Is nuclear terrorism preventable? Or is it simply a matter of time regardless of what we do?
Clifford May, writing in the National Review ("Thinking the Unthinkable"), opined that not enough is being done to stop another 9/11, and listed several prominent commentators with a pessimistic view of the topic.
Michael Levi, writing in Foreign Affairs ("Stopping Nuclear Terrorism"), said this is a "grave threat," and said there is no "perfect defense," but instead counseled the use of "imperfect tools" as part of an integrated defensive system.
In his paper "Preventing Nuclear Terrorism," Ken Berry said the U.S. and Russia bear the greatest responsibility for stopping nuclear terrorism because they possess most of the world's nuclear material, and he mentioned the Litvinenko case as an example of how easy it is to pass radiological material across national borders.
An article in US News & World Report a couple years ago said the U.S. government is monitoring Muslim sites in Washington, DC and other cities for nuclear radiation levels.
Stories about suitcase nukes already brought into the U.S. by way of the Mexican border made the rounds a couple years ago, but if terrorists really had usable nukes within our borders, they would have used them by now.
In his book Nuclear Terrorism: The Ultimate Preventable Catastrophe, Graham Allison presents a ten-point program for countering the threat of nuclear terrorism, but I am left unconvinced that his program is realistic or achievable, thereby negating the idea that it is ultimately preventable.
Earlier this year, in the pages of the Wall Street Journal, Henry Kissinger, George Schultz, William Perry, and Sam Nunn called for a nuclear-free world, which surely must be one of the most difficult tasks in the modern world to not only achieve, but to sustain.
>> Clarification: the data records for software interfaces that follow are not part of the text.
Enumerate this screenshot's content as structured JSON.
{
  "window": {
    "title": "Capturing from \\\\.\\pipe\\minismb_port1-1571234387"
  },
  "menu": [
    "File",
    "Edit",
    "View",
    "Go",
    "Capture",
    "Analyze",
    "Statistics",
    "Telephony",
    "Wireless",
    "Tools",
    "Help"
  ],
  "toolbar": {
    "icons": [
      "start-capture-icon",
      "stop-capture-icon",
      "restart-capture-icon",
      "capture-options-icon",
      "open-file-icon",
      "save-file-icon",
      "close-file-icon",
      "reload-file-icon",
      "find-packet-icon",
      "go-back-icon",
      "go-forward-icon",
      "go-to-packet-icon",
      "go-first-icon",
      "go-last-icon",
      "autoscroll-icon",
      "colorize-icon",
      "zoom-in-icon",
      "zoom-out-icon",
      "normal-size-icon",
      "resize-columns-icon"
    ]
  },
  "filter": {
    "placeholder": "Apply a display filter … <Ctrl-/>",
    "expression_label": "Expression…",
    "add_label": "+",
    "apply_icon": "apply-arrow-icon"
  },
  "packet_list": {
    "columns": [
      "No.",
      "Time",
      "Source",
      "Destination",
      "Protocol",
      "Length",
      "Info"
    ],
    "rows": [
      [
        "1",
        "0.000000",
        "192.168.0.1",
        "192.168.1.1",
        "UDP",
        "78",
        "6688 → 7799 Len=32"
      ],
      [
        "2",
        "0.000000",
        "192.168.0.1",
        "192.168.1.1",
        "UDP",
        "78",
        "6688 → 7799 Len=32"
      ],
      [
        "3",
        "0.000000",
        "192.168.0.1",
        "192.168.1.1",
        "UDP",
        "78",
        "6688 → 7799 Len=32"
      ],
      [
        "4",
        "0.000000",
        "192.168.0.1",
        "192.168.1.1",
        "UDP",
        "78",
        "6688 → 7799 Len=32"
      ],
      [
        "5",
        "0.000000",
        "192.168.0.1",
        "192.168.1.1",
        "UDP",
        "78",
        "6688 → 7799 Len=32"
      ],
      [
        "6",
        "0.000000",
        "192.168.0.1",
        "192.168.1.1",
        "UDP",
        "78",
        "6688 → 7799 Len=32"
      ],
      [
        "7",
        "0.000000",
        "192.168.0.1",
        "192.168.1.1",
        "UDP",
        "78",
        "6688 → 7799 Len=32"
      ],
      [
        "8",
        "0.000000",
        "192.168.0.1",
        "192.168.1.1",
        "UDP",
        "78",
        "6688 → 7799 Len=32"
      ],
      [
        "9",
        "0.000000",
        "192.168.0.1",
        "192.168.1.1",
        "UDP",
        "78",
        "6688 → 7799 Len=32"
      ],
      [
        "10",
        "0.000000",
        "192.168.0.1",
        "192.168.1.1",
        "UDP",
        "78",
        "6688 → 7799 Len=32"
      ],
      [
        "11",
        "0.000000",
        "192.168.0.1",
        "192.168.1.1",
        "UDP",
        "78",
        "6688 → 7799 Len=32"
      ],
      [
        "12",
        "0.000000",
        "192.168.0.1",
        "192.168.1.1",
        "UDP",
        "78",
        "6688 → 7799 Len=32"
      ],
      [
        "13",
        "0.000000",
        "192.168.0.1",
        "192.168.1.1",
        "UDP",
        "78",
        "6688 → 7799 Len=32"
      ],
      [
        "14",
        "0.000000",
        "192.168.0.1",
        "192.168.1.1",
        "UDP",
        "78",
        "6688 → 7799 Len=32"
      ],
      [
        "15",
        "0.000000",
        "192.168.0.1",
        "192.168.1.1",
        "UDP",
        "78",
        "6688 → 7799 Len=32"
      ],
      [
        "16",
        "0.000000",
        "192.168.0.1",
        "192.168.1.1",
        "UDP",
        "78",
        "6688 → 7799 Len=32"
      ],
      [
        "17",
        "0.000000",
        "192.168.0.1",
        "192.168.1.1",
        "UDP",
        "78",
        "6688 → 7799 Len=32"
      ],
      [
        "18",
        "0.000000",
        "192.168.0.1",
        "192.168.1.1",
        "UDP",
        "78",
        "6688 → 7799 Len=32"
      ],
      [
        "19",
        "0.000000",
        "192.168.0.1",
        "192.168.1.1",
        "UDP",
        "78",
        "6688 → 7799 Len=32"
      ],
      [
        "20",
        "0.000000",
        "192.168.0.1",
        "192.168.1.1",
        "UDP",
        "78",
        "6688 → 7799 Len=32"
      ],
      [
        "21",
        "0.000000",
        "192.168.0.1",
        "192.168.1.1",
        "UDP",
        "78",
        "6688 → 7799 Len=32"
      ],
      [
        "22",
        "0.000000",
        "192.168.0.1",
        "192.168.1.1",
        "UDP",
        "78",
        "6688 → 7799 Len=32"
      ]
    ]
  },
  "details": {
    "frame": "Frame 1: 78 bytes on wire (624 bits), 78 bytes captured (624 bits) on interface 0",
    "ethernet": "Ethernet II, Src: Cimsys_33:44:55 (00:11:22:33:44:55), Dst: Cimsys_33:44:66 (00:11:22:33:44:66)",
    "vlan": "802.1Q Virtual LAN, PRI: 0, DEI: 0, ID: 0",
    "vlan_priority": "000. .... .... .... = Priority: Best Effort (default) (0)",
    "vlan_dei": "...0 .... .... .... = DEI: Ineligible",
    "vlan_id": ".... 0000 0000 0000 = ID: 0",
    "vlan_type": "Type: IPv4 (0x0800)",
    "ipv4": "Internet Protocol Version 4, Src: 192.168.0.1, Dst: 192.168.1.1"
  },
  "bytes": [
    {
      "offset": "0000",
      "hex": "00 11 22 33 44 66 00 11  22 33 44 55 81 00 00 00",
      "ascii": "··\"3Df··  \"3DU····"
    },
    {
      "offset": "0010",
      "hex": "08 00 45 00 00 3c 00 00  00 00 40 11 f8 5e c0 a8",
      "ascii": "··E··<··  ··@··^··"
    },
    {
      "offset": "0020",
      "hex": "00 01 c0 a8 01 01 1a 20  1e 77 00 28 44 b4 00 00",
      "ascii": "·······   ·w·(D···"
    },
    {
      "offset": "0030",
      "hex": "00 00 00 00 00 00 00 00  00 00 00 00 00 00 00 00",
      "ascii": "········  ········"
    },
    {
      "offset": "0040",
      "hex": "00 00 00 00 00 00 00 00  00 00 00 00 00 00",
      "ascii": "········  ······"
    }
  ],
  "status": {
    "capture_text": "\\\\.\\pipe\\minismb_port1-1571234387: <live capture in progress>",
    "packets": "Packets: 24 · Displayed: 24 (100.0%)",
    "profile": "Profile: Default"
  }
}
Realistic? Not any time soon.
How long can the U.S. stay one step ahead of the terrorists and prevent them from detonating a nuclear bomb within our borders? Twenty years? The other threat on the horizon is an artificially created killer virus that could wipe out all human life on the planet.
A nuclear war between the U.S. and China or Russia would result in far more casualties than just one terrorist nuke, and the threat to humanity would be much greater.
Stephen Hawking, the famed astrophysicist, recently spoke at George Washington University and speculated on why we haven't discovered any advanced intelligent beings anywhere else in the universe. Intelligent life seems to be extremely rare. Is it because the conditions necessary to develop advanced life forms are rare--combined with the possibility that once aliens are smart enough to beam signals into space they are also smart enough to build nuclear bombs.
Do any and all advanced civilizations in the universe eventually destroy themselves with nuclear and/or biological weapons? It would be helpful if only we had God's view of the universe and knew the statistics that have already played out: how many civilizations reached the nuclear stage and how many survived? Is the answer zero?
Is the Earth playing out a Greek tragedy in which the final result seems inevitable? Can we one day develop a fool-proof, invincible system for stopping a terrorist attack with nukes before they achieve the ability to produce that attack? Can we stop China or Russia from destroying us? It is a race for our survival. Can we win it? Has anyone anywhere in the universe ever won it? Of course, it makes just as much sense to ask whether any civilization has ever lost it.